What to make of this?
Honestly? I’m a bit perplexed. While I love Andrelton Simmons and have always been a fan of the guy, it’s a really big risk for the Angels to make this type of trade in the situation they’re currently in. The Angels arguably had a bottom 3 worst farm system in baseball before the trade and it’s no doubt back to the worst one now. The issue here is the Angels’ system has been in a state of disarray since about the time Mike Trout graduated to the Majors in 2011. At some point, the team needs to let the system develop but with new General Manager Billy Eppler in charge, it’s clear he wanted to fix the MLB team before focusing on the farm system.
Simmons will be a welcomed addition to the Angels, make no mistake about it. He’s better than Aybar, he’s young and he’s under control for 5 years at a ridiculously cheap 53 million dollars. Simmons has been worth 2-4.5 WAR in each of his 1st 4 big league seasons so we’ll call him a 3 WAR player going forward. At around 10 million dollars per year, Simmons provides a ton of surplus value. It’s also important to remember that while Aybar wasn’t a hole in 2016, there was about to be a big one in 2017 and beyond and Simmons fixes that.
As much as I like Simmons, this is a pricey return for a guy who still hasn’t hit much in the majors.
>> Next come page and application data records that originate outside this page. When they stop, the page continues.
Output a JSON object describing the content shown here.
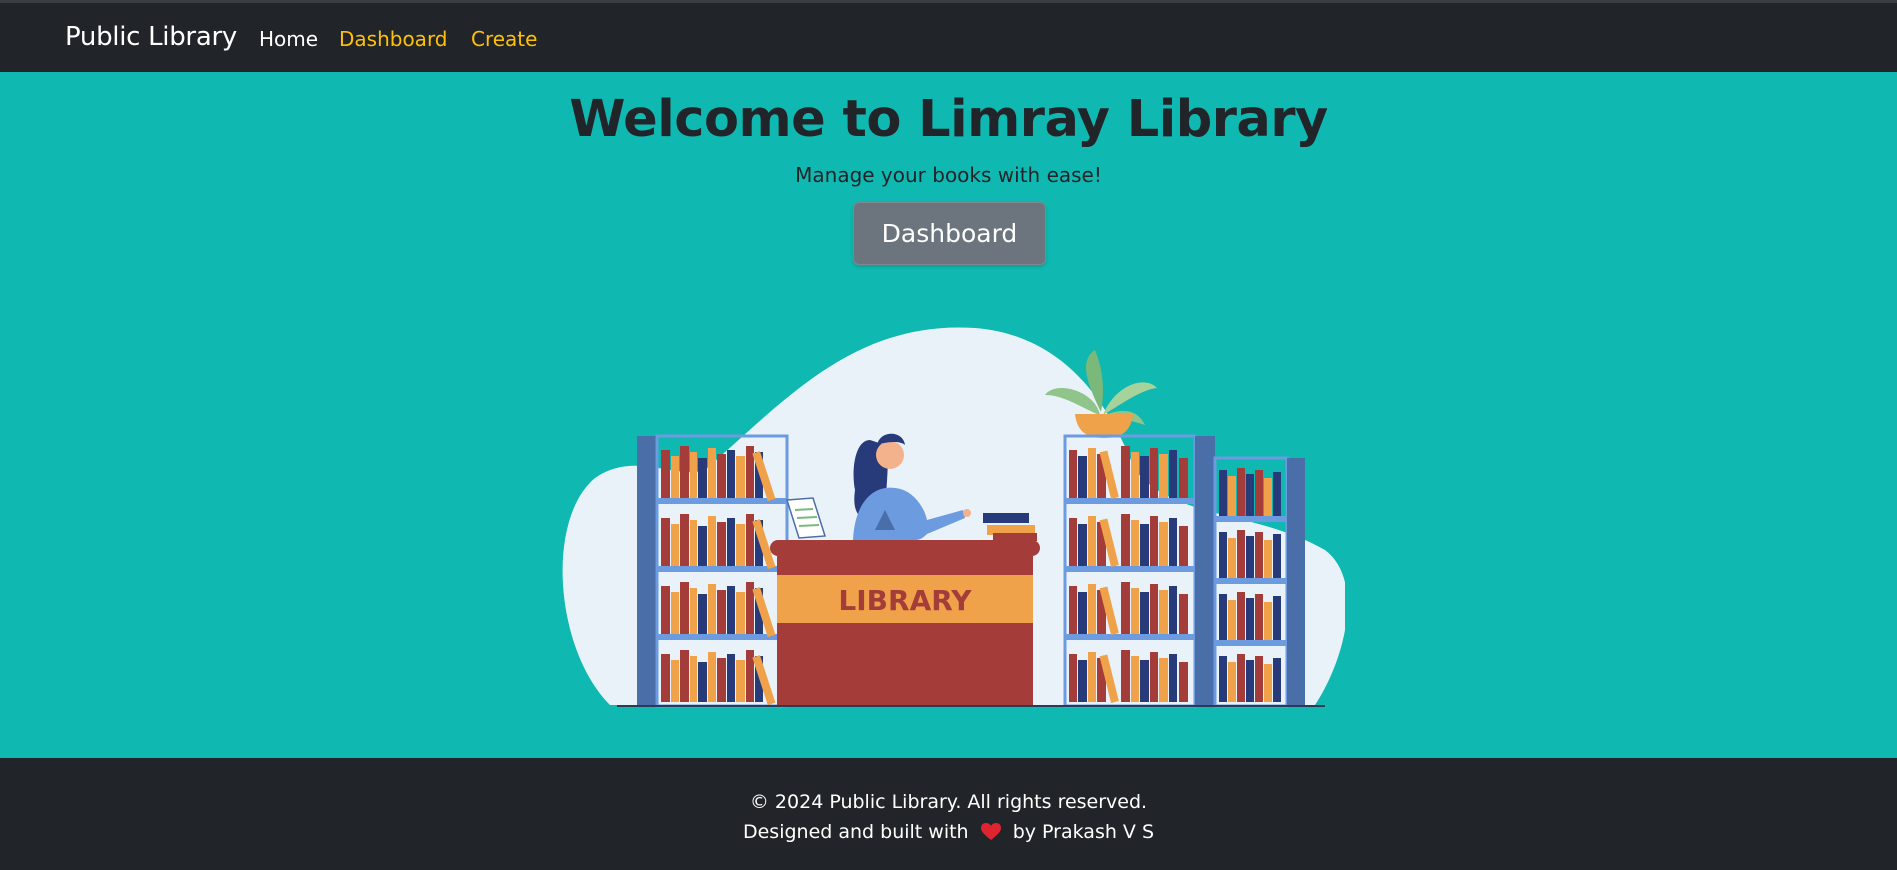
{
  "navbar": {
    "brand": "Public Library",
    "links": [
      {
        "label": "Home",
        "color": "#ffffff"
      },
      {
        "label": "Dashboard",
        "color": "#ffc107"
      },
      {
        "label": "Create",
        "color": "#ffc107"
      }
    ],
    "background": "#212529"
  },
  "hero": {
    "title": "Welcome to Limray Library",
    "subtitle": "Manage your books with ease!",
    "button_label": "Dashboard",
    "background": "#0fb8b1",
    "button_color": "#6c757d"
  },
  "illustration": {
    "desk_sign": "LIBRARY",
    "icon": "librarian-illustration"
  },
  "footer": {
    "copyright": "© 2024 Public Library. All rights reserved.",
    "credit_prefix": "Designed and built with",
    "credit_icon": "heart-icon",
    "credit_suffix": "by Prakash V S"
  }
}
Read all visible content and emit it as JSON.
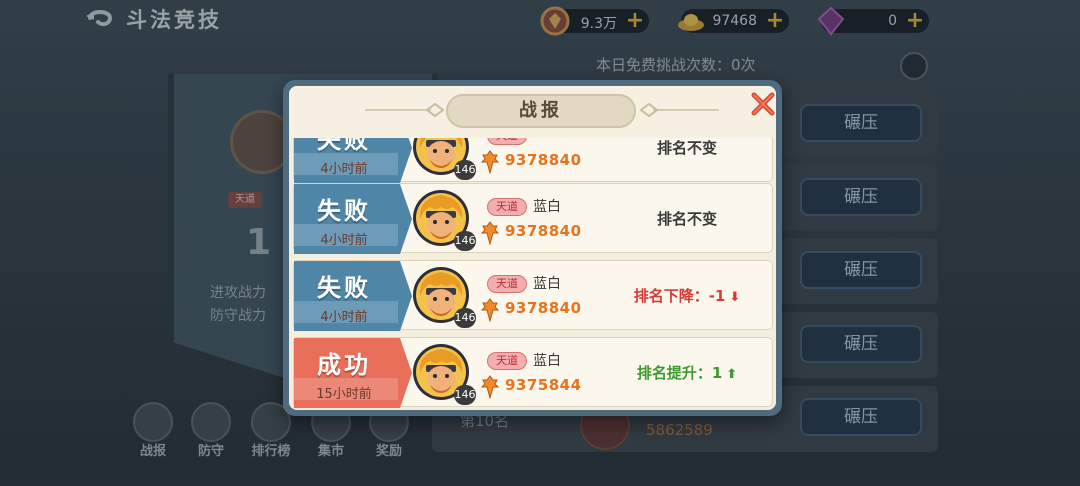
{
  "scene": {
    "title": "斗法竞技",
    "resources": [
      {
        "icon": "honor-badge-icon",
        "value": "9.3万"
      },
      {
        "icon": "gold-ingot-icon",
        "value": "97468"
      },
      {
        "icon": "purple-gem-icon",
        "value": "0"
      }
    ],
    "free_challenges_label": "本日免费挑战次数：0次",
    "banner": {
      "badge": "天道",
      "rank": "1",
      "attack_label": "进攻战力",
      "defense_label": "防守战力"
    },
    "nav": [
      {
        "label": "战报",
        "icon": "battle-report-icon"
      },
      {
        "label": "防守",
        "icon": "defense-icon"
      },
      {
        "label": "排行榜",
        "icon": "leaderboard-icon"
      },
      {
        "label": "集市",
        "icon": "market-icon"
      },
      {
        "label": "奖励",
        "icon": "reward-icon"
      }
    ],
    "opponent_crush_label": "碾压",
    "opponent_rank_partial": "第10名",
    "opponent_power_partial": "5862589"
  },
  "modal": {
    "title": "战报",
    "colors": {
      "fail_tab": "#4f86a8",
      "win_tab": "#e86f5a",
      "rank_down": "#d83a3a",
      "rank_up": "#3d9a2e",
      "power": "#e8731e"
    },
    "reports": [
      {
        "result": "失败",
        "type": "fail",
        "time": "4小时前",
        "level": "146",
        "tag": "天道",
        "name": "",
        "power": "9378840",
        "rank_text": "排名不变",
        "direction": "none"
      },
      {
        "result": "失败",
        "type": "fail",
        "time": "4小时前",
        "level": "146",
        "tag": "天道",
        "name": "蓝白",
        "power": "9378840",
        "rank_text": "排名不变",
        "direction": "none"
      },
      {
        "result": "失败",
        "type": "fail",
        "time": "4小时前",
        "level": "146",
        "tag": "天道",
        "name": "蓝白",
        "power": "9378840",
        "rank_text": "排名下降：-1",
        "direction": "down"
      },
      {
        "result": "成功",
        "type": "win",
        "time": "15小时前",
        "level": "146",
        "tag": "天道",
        "name": "蓝白",
        "power": "9375844",
        "rank_text": "排名提升：1",
        "direction": "up"
      }
    ]
  }
}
I’m not upset about losing Aybar(even though I love the guy) but losing Newcomb and Ellis hurts, a lot. Those 2 potentially represented future mid rotation or better starters in a rotation that needs quality now rather than quantity. Losing them hurts but the principle behind this hurts as well. At some point, the Angels need to hold onto their young, prized prospects so they can gain youthful players but also have guys who are cost controlled.
As of right now, I’ll give this trade a C grade. This isn’t your prototypical Angels trade of the past. We aren’t signing an over the hill 33 year old outfielder to a big deal. We’re getting the premier defensive player in baseball whose in his mid 20’s and is under control for a cheap cost for 5 years. If Simmons has any moderate improvement with the bat, the Angels have a 4 WAR player for 10 million dollars a year. That’s value, folks. The issue is losing 2 future top starters who may very well be pitching in the majors in 2016. The Angels have a rotation that has issues going into next year and sabotaging that depth really creates for a problem moving forward. I try to not get too emotionally invested in prospects but Sean Newcomb has legit 1/2 potential and Chris Ellis may be a valuable member in a MLB rotation. I’m absolutely stoked to have Andrelton “Simba” Simmons on board but this trade does leave me a little weary moving forward.